━━━━━ SUPPLIED MATERIAL

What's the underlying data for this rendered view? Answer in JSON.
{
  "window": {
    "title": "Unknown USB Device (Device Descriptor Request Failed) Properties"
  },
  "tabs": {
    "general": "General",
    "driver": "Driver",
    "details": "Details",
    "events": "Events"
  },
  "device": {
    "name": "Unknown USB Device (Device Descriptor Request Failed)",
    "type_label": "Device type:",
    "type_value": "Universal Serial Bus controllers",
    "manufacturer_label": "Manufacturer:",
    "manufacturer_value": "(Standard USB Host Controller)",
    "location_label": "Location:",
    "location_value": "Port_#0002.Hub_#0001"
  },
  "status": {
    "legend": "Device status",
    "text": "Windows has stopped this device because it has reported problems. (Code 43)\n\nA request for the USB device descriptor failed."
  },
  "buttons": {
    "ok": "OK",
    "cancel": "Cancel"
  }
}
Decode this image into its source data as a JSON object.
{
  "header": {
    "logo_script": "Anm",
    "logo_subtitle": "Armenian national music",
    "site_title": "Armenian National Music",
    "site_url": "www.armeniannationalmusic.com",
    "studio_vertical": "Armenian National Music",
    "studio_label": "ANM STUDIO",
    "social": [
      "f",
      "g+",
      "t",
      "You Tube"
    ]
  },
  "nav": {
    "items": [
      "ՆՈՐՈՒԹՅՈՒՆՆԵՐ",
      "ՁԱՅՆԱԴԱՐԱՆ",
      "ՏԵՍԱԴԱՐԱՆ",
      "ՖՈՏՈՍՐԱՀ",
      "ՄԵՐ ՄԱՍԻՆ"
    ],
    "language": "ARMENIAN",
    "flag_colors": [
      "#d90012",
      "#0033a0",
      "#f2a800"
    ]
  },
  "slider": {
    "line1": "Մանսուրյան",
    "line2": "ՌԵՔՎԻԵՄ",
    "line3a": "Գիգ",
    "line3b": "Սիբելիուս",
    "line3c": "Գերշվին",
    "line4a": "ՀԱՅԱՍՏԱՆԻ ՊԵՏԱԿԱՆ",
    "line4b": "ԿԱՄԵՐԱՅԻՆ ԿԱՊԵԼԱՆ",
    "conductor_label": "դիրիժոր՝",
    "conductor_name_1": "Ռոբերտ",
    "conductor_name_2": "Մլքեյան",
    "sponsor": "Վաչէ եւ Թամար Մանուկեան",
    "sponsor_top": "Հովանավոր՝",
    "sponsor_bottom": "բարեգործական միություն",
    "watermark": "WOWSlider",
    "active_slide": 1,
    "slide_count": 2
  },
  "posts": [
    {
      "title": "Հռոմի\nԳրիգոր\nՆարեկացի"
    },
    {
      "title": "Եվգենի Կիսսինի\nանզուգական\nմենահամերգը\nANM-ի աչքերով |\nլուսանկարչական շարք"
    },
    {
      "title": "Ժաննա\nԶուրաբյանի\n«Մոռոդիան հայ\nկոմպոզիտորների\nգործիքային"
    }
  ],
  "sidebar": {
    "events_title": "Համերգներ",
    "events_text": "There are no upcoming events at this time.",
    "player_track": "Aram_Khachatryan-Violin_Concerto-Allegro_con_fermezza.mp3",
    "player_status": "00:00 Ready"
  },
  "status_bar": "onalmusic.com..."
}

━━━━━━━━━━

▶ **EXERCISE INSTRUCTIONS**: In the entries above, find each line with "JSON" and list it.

▶ **WRITTEN ANSWER**:
What's the underlying data for this rendered view? Answer in JSON.
Decode this image into its source data as a JSON object.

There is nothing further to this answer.